RECORDED DATA:
*** Block opens ***
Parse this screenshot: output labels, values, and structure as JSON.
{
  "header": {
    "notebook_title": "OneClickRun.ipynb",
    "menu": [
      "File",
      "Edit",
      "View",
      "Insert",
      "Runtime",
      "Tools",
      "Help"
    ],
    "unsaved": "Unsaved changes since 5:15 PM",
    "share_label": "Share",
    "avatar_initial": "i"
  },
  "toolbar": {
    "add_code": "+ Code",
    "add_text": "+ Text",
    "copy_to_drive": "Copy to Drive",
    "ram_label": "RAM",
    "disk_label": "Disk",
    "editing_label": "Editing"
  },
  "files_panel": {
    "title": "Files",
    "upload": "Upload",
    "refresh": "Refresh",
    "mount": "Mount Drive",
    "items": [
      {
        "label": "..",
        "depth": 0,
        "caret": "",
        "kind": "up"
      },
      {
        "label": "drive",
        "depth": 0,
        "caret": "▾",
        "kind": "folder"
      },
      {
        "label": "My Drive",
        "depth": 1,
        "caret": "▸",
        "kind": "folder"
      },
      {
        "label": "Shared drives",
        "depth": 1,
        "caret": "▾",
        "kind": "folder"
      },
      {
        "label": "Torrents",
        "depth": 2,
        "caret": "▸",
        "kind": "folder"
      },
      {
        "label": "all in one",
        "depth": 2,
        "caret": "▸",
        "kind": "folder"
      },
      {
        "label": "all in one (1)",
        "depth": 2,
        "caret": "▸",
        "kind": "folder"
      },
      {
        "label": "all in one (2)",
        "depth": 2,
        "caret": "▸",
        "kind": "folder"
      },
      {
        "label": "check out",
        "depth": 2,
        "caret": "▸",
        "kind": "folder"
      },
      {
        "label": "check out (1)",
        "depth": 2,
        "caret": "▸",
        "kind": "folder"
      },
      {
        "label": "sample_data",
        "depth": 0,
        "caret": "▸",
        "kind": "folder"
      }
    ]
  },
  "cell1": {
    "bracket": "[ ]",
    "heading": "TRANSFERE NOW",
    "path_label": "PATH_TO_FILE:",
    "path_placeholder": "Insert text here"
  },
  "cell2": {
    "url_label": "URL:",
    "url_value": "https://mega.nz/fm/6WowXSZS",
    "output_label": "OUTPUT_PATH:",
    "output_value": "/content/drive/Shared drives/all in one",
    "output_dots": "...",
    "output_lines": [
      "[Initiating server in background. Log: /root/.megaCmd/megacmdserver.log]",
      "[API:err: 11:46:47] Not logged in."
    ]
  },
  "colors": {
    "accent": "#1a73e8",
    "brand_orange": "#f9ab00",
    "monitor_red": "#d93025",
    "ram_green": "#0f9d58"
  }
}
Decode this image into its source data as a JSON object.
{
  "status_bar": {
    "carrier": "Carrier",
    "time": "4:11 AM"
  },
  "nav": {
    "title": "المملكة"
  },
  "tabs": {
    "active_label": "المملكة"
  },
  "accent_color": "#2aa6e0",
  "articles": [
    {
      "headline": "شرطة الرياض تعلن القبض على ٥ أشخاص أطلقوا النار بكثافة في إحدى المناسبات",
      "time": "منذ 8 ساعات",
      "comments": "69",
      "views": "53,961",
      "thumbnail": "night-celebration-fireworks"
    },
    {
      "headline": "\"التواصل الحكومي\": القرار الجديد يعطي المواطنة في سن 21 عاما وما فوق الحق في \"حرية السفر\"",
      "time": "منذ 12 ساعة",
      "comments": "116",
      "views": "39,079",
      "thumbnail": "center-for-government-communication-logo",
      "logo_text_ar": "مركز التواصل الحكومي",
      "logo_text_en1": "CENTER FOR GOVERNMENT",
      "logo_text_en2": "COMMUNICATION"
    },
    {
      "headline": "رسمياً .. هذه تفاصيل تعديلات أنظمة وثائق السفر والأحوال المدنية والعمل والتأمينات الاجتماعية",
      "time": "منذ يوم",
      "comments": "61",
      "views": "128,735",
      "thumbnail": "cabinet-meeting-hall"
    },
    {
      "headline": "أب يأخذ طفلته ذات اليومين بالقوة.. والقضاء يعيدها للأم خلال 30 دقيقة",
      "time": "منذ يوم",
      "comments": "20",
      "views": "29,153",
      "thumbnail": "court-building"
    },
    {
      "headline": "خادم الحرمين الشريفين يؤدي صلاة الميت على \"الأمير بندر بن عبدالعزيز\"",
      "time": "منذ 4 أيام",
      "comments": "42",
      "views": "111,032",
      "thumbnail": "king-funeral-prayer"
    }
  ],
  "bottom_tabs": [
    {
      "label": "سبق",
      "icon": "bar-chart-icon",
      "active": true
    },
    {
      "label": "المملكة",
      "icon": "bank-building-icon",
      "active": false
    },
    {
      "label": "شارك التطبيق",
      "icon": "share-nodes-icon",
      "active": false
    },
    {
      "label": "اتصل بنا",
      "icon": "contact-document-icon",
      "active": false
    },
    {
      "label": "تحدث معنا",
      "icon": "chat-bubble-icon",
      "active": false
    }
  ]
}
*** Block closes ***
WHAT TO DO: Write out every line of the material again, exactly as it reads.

TASK SOLUTION:
Parse this screenshot: output labels, values, and structure as JSON.
{
  "header": {
    "notebook_title": "OneClickRun.ipynb",
    "menu": [
      "File",
      "Edit",
      "View",
      "Insert",
      "Runtime",
      "Tools",
      "Help"
    ],
    "unsaved": "Unsaved changes since 5:15 PM",
    "share_label": "Share",
    "avatar_initial": "i"
  },
  "toolbar": {
    "add_code": "+ Code",
    "add_text": "+ Text",
    "copy_to_drive": "Copy to Drive",
    "ram_label": "RAM",
    "disk_label": "Disk",
    "editing_label": "Editing"
  },
  "files_panel": {
    "title": "Files",
    "upload": "Upload",
    "refresh": "Refresh",
    "mount": "Mount Drive",
    "items": [
      {
        "label": "..",
        "depth": 0,
        "caret": "",
        "kind": "up"
      },
      {
        "label": "drive",
        "depth": 0,
        "caret": "▾",
        "kind": "folder"
      },
      {
        "label": "My Drive",
        "depth": 1,
        "caret": "▸",
        "kind": "folder"
      },
      {
        "label": "Shared drives",
        "depth": 1,
        "caret": "▾",
        "kind": "folder"
      },
      {
        "label": "Torrents",
        "depth": 2,
        "caret": "▸",
        "kind": "folder"
      },
      {
        "label": "all in one",
        "depth": 2,
        "caret": "▸",
        "kind": "folder"
      },
      {
        "label": "all in one (1)",
        "depth": 2,
        "caret": "▸",
        "kind": "folder"
      },
      {
        "label": "all in one (2)",
        "depth": 2,
        "caret": "▸",
        "kind": "folder"
      },
      {
        "label": "check out",
        "depth": 2,
        "caret": "▸",
        "kind": "folder"
      },
      {
        "label": "check out (1)",
        "depth": 2,
        "caret": "▸",
        "kind": "folder"
      },
      {
        "label": "sample_data",
        "depth": 0,
        "caret": "▸",
        "kind": "folder"
      }
    ]
  },
  "cell1": {
    "bracket": "[ ]",
    "heading": "TRANSFERE NOW",
    "path_label": "PATH_TO_FILE:",
    "path_placeholder": "Insert text here"
  },
  "cell2": {
    "url_label": "URL:",
    "url_value": "https://mega.nz/fm/6WowXSZS",
    "output_label": "OUTPUT_PATH:",
    "output_value": "/content/drive/Shared drives/all in one",
    "output_dots": "...",
    "output_lines": [
      "[Initiating server in background. Log: /root/.megaCmd/megacmdserver.log]",
      "[API:err: 11:46:47] Not logged in."
    ]
  },
  "colors": {
    "accent": "#1a73e8",
    "brand_orange": "#f9ab00",
    "monitor_red": "#d93025",
    "ram_green": "#0f9d58"
  }
}
Decode this image into its source data as a JSON object.
{
  "status_bar": {
    "carrier": "Carrier",
    "time": "4:11 AM"
  },
  "nav": {
    "title": "المملكة"
  },
  "tabs": {
    "active_label": "المملكة"
  },
  "accent_color": "#2aa6e0",
  "articles": [
    {
      "headline": "شرطة الرياض تعلن القبض على ٥ أشخاص أطلقوا النار بكثافة في إحدى المناسبات",
      "time": "منذ 8 ساعات",
      "comments": "69",
      "views": "53,961",
      "thumbnail": "night-celebration-fireworks"
    },
    {
      "headline": "\"التواصل الحكومي\": القرار الجديد يعطي المواطنة في سن 21 عاما وما فوق الحق في \"حرية السفر\"",
      "time": "منذ 12 ساعة",
      "comments": "116",
      "views": "39,079",
      "thumbnail": "center-for-government-communication-logo",
      "logo_text_ar": "مركز التواصل الحكومي",
      "logo_text_en1": "CENTER FOR GOVERNMENT",
      "logo_text_en2": "COMMUNICATION"
    },
    {
      "headline": "رسمياً .. هذه تفاصيل تعديلات أنظمة وثائق السفر والأحوال المدنية والعمل والتأمينات الاجتماعية",
      "time": "منذ يوم",
      "comments": "61",
      "views": "128,735",
      "thumbnail": "cabinet-meeting-hall"
    },
    {
      "headline": "أب يأخذ طفلته ذات اليومين بالقوة.. والقضاء يعيدها للأم خلال 30 دقيقة",
      "time": "منذ يوم",
      "comments": "20",
      "views": "29,153",
      "thumbnail": "court-building"
    },
    {
      "headline": "خادم الحرمين الشريفين يؤدي صلاة الميت على \"الأمير بندر بن عبدالعزيز\"",
      "time": "منذ 4 أيام",
      "comments": "42",
      "views": "111,032",
      "thumbnail": "king-funeral-prayer"
    }
  ],
  "bottom_tabs": [
    {
      "label": "سبق",
      "icon": "bar-chart-icon",
      "active": true
    },
    {
      "label": "المملكة",
      "icon": "bank-building-icon",
      "active": false
    },
    {
      "label": "شارك التطبيق",
      "icon": "share-nodes-icon",
      "active": false
    },
    {
      "label": "اتصل بنا",
      "icon": "contact-document-icon",
      "active": false
    },
    {
      "label": "تحدث معنا",
      "icon": "chat-bubble-icon",
      "active": false
    }
  ]
}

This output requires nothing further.